*** Opening of SUPPLIED MATERIAL ***
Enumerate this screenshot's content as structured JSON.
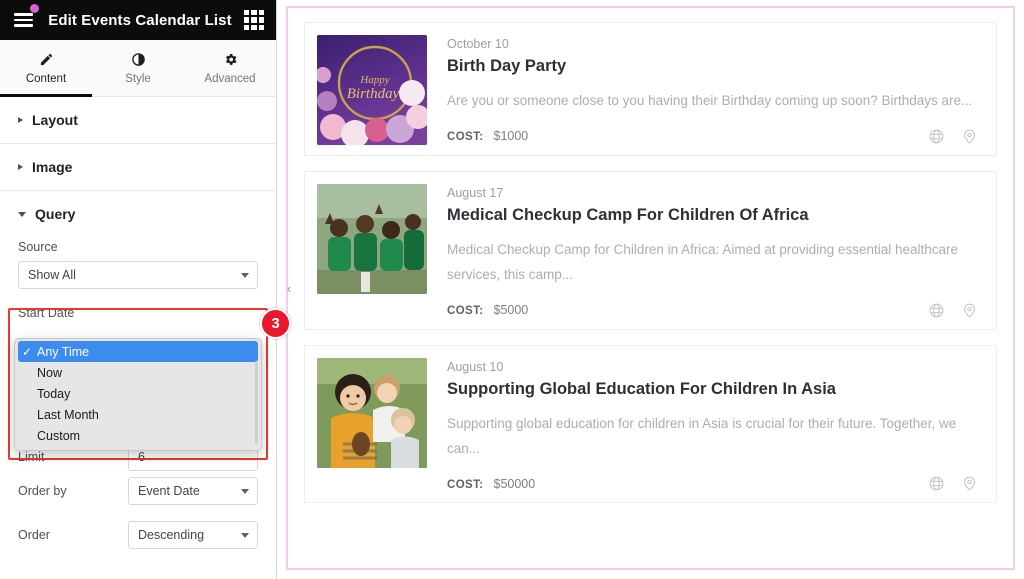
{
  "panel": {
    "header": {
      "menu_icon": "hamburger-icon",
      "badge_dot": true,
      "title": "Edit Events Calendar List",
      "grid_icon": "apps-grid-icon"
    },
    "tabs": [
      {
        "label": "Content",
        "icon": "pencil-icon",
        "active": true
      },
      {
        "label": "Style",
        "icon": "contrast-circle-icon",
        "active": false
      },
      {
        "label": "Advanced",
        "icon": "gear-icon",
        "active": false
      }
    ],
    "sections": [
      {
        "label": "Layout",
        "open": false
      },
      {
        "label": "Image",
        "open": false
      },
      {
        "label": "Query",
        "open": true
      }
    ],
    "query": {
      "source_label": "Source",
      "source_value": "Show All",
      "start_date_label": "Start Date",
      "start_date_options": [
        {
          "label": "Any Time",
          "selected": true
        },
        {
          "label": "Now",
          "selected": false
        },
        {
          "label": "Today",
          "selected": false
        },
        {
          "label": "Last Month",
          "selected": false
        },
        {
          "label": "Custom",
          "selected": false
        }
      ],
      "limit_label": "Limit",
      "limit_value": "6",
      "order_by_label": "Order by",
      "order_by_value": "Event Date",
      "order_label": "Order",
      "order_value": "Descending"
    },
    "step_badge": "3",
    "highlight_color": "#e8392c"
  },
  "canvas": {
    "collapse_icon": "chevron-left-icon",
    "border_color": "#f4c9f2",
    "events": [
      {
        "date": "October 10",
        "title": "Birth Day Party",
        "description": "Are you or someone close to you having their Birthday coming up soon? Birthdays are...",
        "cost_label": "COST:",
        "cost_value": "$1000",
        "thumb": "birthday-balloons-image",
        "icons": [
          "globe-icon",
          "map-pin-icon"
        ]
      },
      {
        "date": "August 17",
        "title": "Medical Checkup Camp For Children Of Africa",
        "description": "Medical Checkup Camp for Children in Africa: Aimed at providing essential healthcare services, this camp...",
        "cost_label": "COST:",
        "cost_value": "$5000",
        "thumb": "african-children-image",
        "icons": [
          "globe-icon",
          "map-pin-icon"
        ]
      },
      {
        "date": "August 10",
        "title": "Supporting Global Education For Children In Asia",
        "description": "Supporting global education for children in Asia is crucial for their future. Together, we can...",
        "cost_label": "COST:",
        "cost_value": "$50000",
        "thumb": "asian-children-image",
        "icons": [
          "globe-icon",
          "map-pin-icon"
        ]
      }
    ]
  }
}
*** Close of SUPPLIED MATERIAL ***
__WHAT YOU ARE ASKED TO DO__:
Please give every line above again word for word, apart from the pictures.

__ANSWER SECTION__:
Enumerate this screenshot's content as structured JSON.
{
  "panel": {
    "header": {
      "menu_icon": "hamburger-icon",
      "badge_dot": true,
      "title": "Edit Events Calendar List",
      "grid_icon": "apps-grid-icon"
    },
    "tabs": [
      {
        "label": "Content",
        "icon": "pencil-icon",
        "active": true
      },
      {
        "label": "Style",
        "icon": "contrast-circle-icon",
        "active": false
      },
      {
        "label": "Advanced",
        "icon": "gear-icon",
        "active": false
      }
    ],
    "sections": [
      {
        "label": "Layout",
        "open": false
      },
      {
        "label": "Image",
        "open": false
      },
      {
        "label": "Query",
        "open": true
      }
    ],
    "query": {
      "source_label": "Source",
      "source_value": "Show All",
      "start_date_label": "Start Date",
      "start_date_options": [
        {
          "label": "Any Time",
          "selected": true
        },
        {
          "label": "Now",
          "selected": false
        },
        {
          "label": "Today",
          "selected": false
        },
        {
          "label": "Last Month",
          "selected": false
        },
        {
          "label": "Custom",
          "selected": false
        }
      ],
      "limit_label": "Limit",
      "limit_value": "6",
      "order_by_label": "Order by",
      "order_by_value": "Event Date",
      "order_label": "Order",
      "order_value": "Descending"
    },
    "step_badge": "3",
    "highlight_color": "#e8392c"
  },
  "canvas": {
    "collapse_icon": "chevron-left-icon",
    "border_color": "#f4c9f2",
    "events": [
      {
        "date": "October 10",
        "title": "Birth Day Party",
        "description": "Are you or someone close to you having their Birthday coming up soon? Birthdays are...",
        "cost_label": "COST:",
        "cost_value": "$1000",
        "thumb": "birthday-balloons-image",
        "icons": [
          "globe-icon",
          "map-pin-icon"
        ]
      },
      {
        "date": "August 17",
        "title": "Medical Checkup Camp For Children Of Africa",
        "description": "Medical Checkup Camp for Children in Africa: Aimed at providing essential healthcare services, this camp...",
        "cost_label": "COST:",
        "cost_value": "$5000",
        "thumb": "african-children-image",
        "icons": [
          "globe-icon",
          "map-pin-icon"
        ]
      },
      {
        "date": "August 10",
        "title": "Supporting Global Education For Children In Asia",
        "description": "Supporting global education for children in Asia is crucial for their future. Together, we can...",
        "cost_label": "COST:",
        "cost_value": "$50000",
        "thumb": "asian-children-image",
        "icons": [
          "globe-icon",
          "map-pin-icon"
        ]
      }
    ]
  }
}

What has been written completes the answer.